App and web page records

----------

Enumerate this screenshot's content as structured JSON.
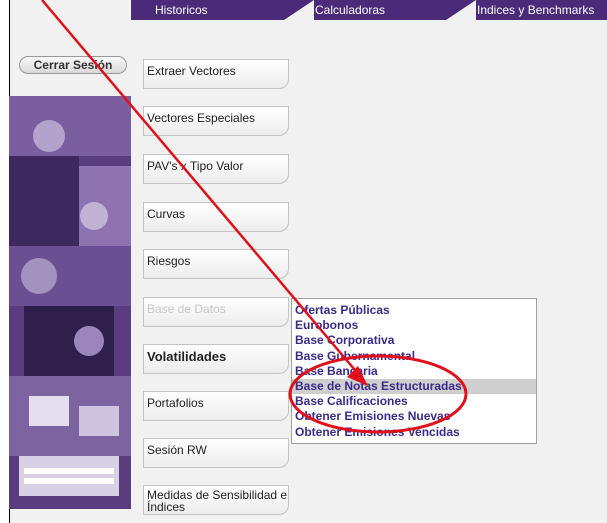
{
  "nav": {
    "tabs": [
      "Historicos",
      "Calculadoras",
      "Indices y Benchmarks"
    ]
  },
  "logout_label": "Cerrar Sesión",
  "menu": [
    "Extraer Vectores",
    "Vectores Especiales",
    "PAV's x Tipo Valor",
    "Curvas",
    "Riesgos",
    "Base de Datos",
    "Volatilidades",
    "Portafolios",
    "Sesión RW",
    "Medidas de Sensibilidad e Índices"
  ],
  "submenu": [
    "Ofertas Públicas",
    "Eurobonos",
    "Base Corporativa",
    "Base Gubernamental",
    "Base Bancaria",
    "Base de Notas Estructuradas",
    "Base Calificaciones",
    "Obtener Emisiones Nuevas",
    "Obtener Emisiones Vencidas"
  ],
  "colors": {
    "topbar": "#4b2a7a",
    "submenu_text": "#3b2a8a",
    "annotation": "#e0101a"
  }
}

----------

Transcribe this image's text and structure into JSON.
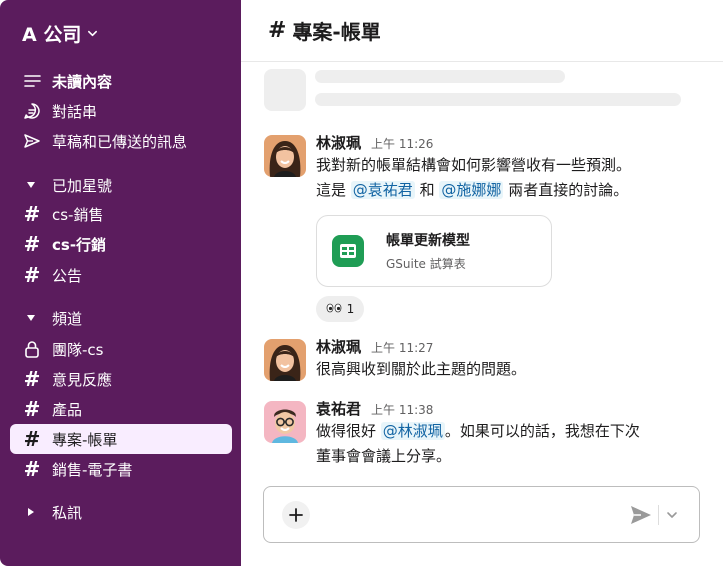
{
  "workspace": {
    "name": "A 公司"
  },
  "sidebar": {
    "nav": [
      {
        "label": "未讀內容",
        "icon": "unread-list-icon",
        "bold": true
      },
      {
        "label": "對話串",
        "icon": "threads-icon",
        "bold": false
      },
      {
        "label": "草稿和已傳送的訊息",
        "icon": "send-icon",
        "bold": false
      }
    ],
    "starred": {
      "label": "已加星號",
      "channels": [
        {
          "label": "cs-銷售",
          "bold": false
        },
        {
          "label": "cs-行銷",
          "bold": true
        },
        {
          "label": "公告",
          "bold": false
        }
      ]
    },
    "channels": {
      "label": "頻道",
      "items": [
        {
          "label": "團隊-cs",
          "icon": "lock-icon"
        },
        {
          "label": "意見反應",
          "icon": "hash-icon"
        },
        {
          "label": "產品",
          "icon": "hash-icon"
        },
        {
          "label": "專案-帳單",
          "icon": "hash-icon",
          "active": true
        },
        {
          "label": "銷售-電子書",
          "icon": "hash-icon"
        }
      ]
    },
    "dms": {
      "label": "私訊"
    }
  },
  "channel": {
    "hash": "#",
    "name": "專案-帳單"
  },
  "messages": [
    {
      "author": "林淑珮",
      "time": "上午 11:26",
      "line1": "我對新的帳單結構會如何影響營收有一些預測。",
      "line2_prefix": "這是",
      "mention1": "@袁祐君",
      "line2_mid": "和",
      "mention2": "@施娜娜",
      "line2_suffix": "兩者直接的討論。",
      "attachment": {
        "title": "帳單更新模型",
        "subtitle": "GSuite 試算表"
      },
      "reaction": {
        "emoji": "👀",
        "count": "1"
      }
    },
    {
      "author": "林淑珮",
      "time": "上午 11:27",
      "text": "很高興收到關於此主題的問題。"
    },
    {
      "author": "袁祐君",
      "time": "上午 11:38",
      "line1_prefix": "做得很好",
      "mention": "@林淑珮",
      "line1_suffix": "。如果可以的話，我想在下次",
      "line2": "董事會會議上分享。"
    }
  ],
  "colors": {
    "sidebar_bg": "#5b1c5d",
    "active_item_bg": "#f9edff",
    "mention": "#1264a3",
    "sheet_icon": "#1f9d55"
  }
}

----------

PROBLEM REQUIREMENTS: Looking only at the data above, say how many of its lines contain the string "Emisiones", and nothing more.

ANSWER: 2